Yissum offering novel high-performance anode for sodium-ion batteries; antimony sulphide nanoparticle-coated graphene
Sodium-ion batteries (Na-ion, NIBs) are seen as an alternative to lithium-ion batteries for large-scale applications due to their lower cost and abundant supply of sodium. However, low capacity and poor rate capability of existing anodes have been major obstacles to the commercialization of NIBs.
Yissum, the Research and Development Company of the Hebrew University of Jerusalem, is offering a novel anode for sodium-ion batteries (Na-ion, NIB) which enables the production of a battery with high capacity, excellent rate capability and good cycle performance. Yissum is the technology transfer company of the University.
The anode, developed by Professor Ovadia Lev from the Center for Nanoscience and Nanotechnology at the Casali Institute of Applied Chemistry at the Hebrew University, together with colleagues from Singapore’s Nanyang Technological University (NTU) and The Russian Academy of Science, Moscow, is based on coating graphene with antimony sulphide (stibnite) nanoparticles.
It gives a high capacity of 730 mAh g−1 at 50 mA g−1, an excellent rate capability up to 6C and a good cycle performance. The promising performance is attributed to fast sodium ion diffusion from the small nanoparticles, and good electrical transport from the intimate contact between the active material and graphene, which also provides a template for anchoring the nanoparticles.
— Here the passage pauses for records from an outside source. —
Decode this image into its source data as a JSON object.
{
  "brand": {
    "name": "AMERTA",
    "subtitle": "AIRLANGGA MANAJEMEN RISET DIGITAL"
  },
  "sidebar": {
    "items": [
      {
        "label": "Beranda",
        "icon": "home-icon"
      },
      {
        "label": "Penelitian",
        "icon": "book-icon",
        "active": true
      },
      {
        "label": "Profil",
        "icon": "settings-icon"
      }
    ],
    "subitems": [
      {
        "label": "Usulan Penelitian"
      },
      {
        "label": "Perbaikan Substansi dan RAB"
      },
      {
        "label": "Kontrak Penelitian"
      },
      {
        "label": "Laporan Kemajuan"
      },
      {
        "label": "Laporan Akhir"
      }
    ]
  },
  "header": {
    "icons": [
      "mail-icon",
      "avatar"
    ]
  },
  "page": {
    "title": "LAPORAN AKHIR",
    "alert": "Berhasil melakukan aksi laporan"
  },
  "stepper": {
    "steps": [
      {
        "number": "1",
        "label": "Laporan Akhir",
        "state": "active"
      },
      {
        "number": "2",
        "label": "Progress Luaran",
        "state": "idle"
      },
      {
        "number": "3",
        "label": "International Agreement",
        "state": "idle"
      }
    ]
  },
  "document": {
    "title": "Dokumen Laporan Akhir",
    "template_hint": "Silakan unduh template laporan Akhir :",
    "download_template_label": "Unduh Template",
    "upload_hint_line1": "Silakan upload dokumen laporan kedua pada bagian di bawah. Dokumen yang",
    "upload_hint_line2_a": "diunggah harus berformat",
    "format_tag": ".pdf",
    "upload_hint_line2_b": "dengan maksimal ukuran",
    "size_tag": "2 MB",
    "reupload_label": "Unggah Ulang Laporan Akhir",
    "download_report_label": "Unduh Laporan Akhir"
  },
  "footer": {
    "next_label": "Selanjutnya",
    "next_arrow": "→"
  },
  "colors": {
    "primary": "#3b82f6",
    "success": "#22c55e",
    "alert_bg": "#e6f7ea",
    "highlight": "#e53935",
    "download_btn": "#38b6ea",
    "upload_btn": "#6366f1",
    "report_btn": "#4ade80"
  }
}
We also demonstrate a battery with the stibnite–graphene composite that is free from sodium metal, having energy density up to 80 Wh kg−1. The energy density could exceed that of some lithium-ion batteries with further optimization.—Yu et al.
The novel anode is based on a new coating technology, also invented by Prof. Lev together with Dr. Petr Prikhodchenko, which enables coating of graphenes with a thin film of nanoparticles at low cost. Prof. Lev and Dr. Denis Y.W. Yu, along with Dr. Sudip K Batabyal from the Energy Research Institute @ Nanyang Technological University (ERI@N) and their teams optimized and tested the battery’s performance. Tests conducted at NTU showed that the novel composite material performs extremely well as an anode for the new sodium-ion batteries.
The material provides more than two times the capacity of hard carbon, retains its charge capacity even at high current rates, and exhibits a charge and discharge time of 10 minutes. This would allow fast charging of NIBs in the future, which could enable utilization in applications such as electric vehicles. In addition to the excellent rate capability, the material also shows stable cycle performance, with capacity retention of more than 95% after 50 cycles.
Research on the anode was sponsored by Singapore’s National Research Foundation, under its Campus for Research Excellence and Technological Enterprise (CREATE) programs in Electromobility and Nanomaterials for energy and water management, in addition to the Israel-Strategic Alternative Energy Foundation. The study on the material was recently published in Nature Communications.
Yissum is now looking for potential partners for further development and commercialization of this invention.
Denis Y. W. Yu, Petr V. Prikhodchenko, Chad W. Mason, Sudip K. Batabyal, Jenny Gun, Sergey Sladkevich, Alexander G. Medvedev & Ovadia Lev (2013) “High-capacity antimony sulphide nanoparticle-decorated graphene composite as anode for sodium-ion batteries,” Nature Communications 4, Article number: 2922 doi: 10.1038/ncomms3922